[note; The following paragraph was somehow deleted from this post when it originally went out.]
The best reason for not using a picture that you did not take is that the original photographer has copyright to the photograph that they took. It is their picture to use publicly as they see fit, not you. Whether the item they photographed is easily in public view does not matter. Whether it is the tombstone your great-grandfather paid for does not matter. What matters is who took the picture.
I have usually had requests to use FindAGrave images granted. But remember it’s up to the photographer.
Join me for a webinar on using Irfanview for your digital images or order my recent presentation on citing digital images.
We’re excited about our May 2016 webinar schedule:
- Irfanview for Genealogists
- Digital Media Organization
- American Court Records
- Federal Land State Property Descriptions: Sections, Townships, Base Lines and Meridians
- Barbara’s Beaus and Gesche’s Girls
Visit our announcement page for specific schedule.
Never assume that the heirs of one person are necessarily all heirs of their spouse they had at death. It is easily possible that there were multiple marriages by either the husband or the wife. This could result in them having different heirs.
But a missing heir when the surviving spouse dies could simply mean that that heir died before the surviving spouse did and that heir left no descendants of their own.
Bottom line: compare heirs of the husband and wife if you can to find clues about potential multiple marriages.
Learn more about US probate records in my class.
Join us for the following events this April/May (registration is limited):
This is from a post (in part) I wrote in 2015 on my Rootdig blog.

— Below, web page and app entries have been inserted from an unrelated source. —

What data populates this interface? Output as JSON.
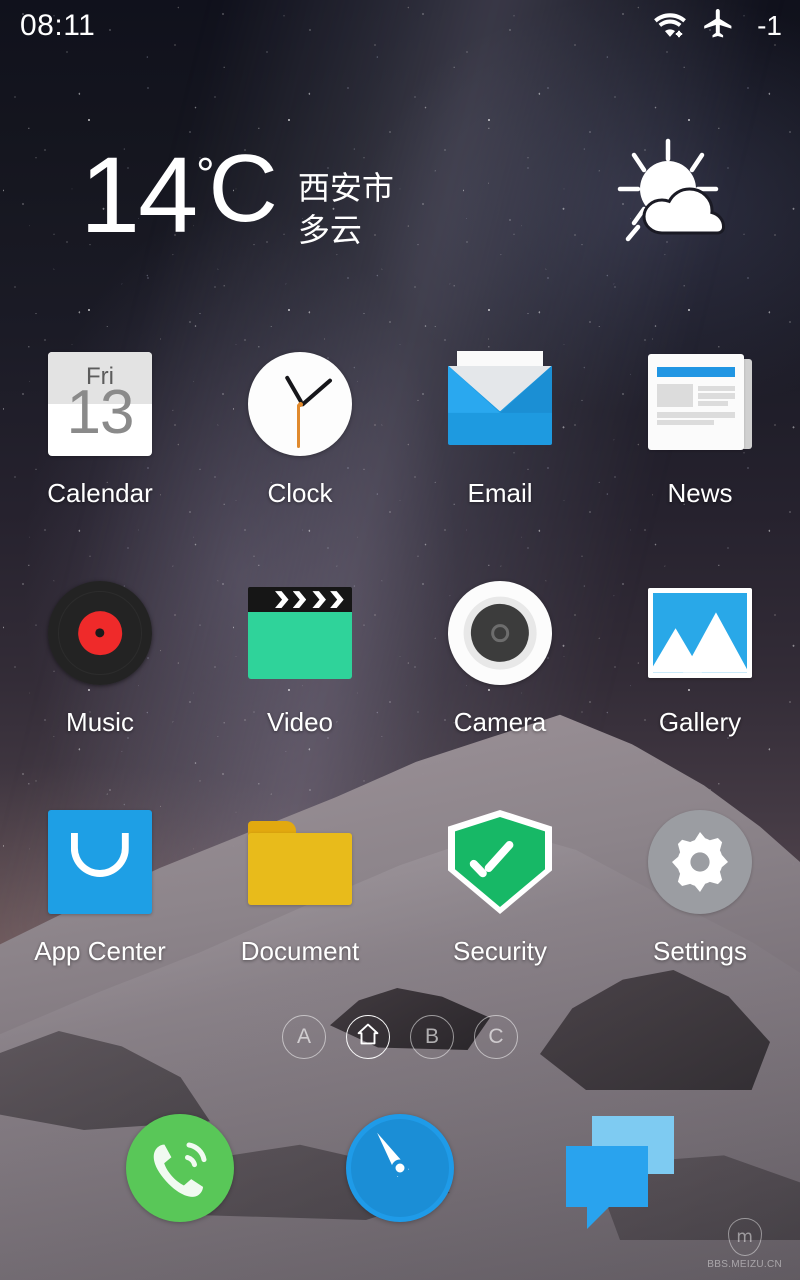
{
  "statusbar": {
    "time": "08:11",
    "wifi_icon": "wifi-icon",
    "airplane_icon": "airplane-mode-icon",
    "battery_text": "-1"
  },
  "weather_widget": {
    "temperature": "14",
    "degree_symbol": "°",
    "unit": "C",
    "city": "西安市",
    "condition": "多云",
    "icon": "sun-behind-cloud-icon"
  },
  "app_grid": {
    "rows": 3,
    "columns": 4,
    "apps": [
      {
        "label": "Calendar",
        "icon": "calendar-icon",
        "day_of_week": "Fri",
        "day_number": "13"
      },
      {
        "label": "Clock",
        "icon": "clock-icon"
      },
      {
        "label": "Email",
        "icon": "email-envelope-icon"
      },
      {
        "label": "News",
        "icon": "newspaper-icon"
      },
      {
        "label": "Music",
        "icon": "vinyl-record-icon"
      },
      {
        "label": "Video",
        "icon": "clapperboard-icon"
      },
      {
        "label": "Camera",
        "icon": "camera-lens-icon"
      },
      {
        "label": "Gallery",
        "icon": "photo-mountains-icon"
      },
      {
        "label": "App Center",
        "icon": "shopping-bag-icon"
      },
      {
        "label": "Document",
        "icon": "folder-icon"
      },
      {
        "label": "Security",
        "icon": "shield-check-icon"
      },
      {
        "label": "Settings",
        "icon": "gear-icon"
      }
    ]
  },
  "page_indicators": {
    "items": [
      {
        "label": "A",
        "icon": "letter-a",
        "active": false
      },
      {
        "label": "",
        "icon": "home-icon",
        "active": true
      },
      {
        "label": "B",
        "icon": "letter-b",
        "active": false
      },
      {
        "label": "C",
        "icon": "letter-c",
        "active": false
      }
    ]
  },
  "dock": {
    "items": [
      {
        "name": "Phone",
        "icon": "phone-handset-icon"
      },
      {
        "name": "Browser",
        "icon": "compass-needle-icon"
      },
      {
        "name": "Messages",
        "icon": "chat-bubbles-icon"
      }
    ]
  },
  "watermark": {
    "logo": "meizu-m-logo",
    "logo_letter": "m",
    "text": "BBS.MEIZU.CN"
  },
  "colors": {
    "email_blue": "#1e9ae0",
    "news_blue": "#2196e3",
    "video_green": "#2fd39a",
    "music_red": "#ef2a2a",
    "gallery_blue": "#29a8e8",
    "appcenter_blue": "#1e9fe5",
    "folder_yellow": "#e8bb1b",
    "security_green": "#17b866",
    "settings_gray": "#9b9da2",
    "phone_green": "#59c758",
    "browser_blue": "#1f9be8",
    "message_blue": "#29a3ee",
    "message_blue_light": "#7ecbf2",
    "second_hand_orange": "#e08a2e",
    "label_white": "#ffffff"
  }
}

Are you making “genealogical statements?”
Genealogical statements can be seen as being about an individual or expressing a relationship between two individuals. Genealogical statements about individuals usually are relatively specific as to time and location:
- Johann Schmidt was born in 1845 in Schteenytinystadt, Germany.
- Thomas Rampley purchased property in Coshocton County, Ohio, in 1818.
- James Rampley is buried in Buckeye Cemetery, Hancock County, Illinois.
- Riley Rampley served in Company D of the 78th Illinois Volunteer Infantry from 1861-1865.
Genealogical statements between two individuals generally express a relationship between those two individuals (precise times and locations may not be known but they are helpful in distinguishing individuals from others of the same name):
- James Rampley and Elizabeth Chaney were married in Coshocton County, Ohio, in 1830.
- James Rampley was the father of Riley Rampley who was born in 1835 in Coshocton County, Ohio.
- Conrad Haase was the step-father of Francis (Bieger) Trautvetter who lived in Hancock County, Illinois, from 1851 until 1888.
- The John Tinsley who died in Amherst County, Virginia, in the 1810s was the father of Sally (Tinsley) Sledd whose husband Thomas Sledd died in Bourbon County, Kentucky around 1815.
Statements can also be negative:
- Edward Tinsley, who died in Amherst County, Virginia, in the 1780s was married to Margaret, but she was not the daughter of James Taylor who died in Essex County, Virginia, in 1759.
We use information gleaned as records as evidence to construct a proof that supports our genealogical statement. Because our goal is to construct a proof, we don’t have a specific statement in mind when we are researching. When researchers try and prove a specific statement the tendency can be to work to “prove that statement” at the risk of overlooking evidence that supports other conclusions.